Segment Start: Data records

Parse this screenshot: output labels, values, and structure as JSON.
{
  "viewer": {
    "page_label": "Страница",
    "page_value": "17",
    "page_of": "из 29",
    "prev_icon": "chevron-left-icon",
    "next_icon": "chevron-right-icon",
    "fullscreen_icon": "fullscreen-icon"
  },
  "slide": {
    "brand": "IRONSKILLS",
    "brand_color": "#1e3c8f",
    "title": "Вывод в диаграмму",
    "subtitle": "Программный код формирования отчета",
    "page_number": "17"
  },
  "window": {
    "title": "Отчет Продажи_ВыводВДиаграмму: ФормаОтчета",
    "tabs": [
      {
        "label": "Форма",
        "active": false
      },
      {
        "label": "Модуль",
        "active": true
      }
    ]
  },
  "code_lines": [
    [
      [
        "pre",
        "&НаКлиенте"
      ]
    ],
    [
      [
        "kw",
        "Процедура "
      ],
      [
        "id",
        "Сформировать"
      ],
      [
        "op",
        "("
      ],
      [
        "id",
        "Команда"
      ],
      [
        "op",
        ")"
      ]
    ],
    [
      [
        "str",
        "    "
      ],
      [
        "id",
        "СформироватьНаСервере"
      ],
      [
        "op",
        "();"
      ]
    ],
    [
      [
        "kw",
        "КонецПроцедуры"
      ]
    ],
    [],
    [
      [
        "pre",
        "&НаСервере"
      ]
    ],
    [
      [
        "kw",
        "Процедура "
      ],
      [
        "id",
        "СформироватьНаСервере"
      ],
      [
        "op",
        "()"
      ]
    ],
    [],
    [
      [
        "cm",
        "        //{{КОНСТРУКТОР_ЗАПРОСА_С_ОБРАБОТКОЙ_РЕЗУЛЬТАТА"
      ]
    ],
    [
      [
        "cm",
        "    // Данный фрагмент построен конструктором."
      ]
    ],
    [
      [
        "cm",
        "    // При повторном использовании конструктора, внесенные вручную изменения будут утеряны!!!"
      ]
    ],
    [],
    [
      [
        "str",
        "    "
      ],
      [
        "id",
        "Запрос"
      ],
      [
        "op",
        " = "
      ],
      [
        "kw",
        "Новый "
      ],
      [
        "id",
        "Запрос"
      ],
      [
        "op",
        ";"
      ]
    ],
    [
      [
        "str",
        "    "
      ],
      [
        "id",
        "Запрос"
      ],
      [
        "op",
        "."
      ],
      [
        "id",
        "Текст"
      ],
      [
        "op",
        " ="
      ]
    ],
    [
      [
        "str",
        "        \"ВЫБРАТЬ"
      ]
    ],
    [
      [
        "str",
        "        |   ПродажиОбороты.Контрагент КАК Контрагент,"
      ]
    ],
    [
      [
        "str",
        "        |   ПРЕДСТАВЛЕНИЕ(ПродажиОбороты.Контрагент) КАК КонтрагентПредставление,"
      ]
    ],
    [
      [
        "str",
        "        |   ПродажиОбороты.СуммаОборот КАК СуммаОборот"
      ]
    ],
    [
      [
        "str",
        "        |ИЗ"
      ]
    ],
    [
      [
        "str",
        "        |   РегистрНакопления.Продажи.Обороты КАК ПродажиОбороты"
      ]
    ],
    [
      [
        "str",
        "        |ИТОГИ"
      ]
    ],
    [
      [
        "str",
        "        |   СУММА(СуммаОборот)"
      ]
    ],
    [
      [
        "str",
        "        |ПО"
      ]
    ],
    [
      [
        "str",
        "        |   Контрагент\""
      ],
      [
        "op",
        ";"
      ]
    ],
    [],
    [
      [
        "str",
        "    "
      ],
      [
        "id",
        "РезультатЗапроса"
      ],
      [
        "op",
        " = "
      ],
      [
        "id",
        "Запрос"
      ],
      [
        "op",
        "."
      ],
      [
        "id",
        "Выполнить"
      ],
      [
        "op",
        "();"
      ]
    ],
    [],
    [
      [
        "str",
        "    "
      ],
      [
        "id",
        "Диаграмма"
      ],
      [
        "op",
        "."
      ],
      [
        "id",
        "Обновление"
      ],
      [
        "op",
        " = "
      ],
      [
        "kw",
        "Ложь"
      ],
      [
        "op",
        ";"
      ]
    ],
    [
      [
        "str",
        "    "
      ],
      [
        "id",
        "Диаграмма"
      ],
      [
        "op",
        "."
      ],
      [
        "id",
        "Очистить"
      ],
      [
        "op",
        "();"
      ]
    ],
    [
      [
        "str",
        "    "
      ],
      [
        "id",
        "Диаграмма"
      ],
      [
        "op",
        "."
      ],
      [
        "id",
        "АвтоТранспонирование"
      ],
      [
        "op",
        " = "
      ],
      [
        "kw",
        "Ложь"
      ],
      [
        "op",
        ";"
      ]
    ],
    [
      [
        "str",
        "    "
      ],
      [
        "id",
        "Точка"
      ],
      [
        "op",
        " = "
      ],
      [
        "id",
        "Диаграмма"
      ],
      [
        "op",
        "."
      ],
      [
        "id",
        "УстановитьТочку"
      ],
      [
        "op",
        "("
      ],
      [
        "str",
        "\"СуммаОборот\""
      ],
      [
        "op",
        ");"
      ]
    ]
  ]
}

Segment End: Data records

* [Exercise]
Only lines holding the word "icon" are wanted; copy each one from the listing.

* [Answer for the task]
    "prev_icon": "chevron-left-icon",
    "next_icon": "chevron-right-icon",
    "fullscreen_icon": "fullscreen-icon"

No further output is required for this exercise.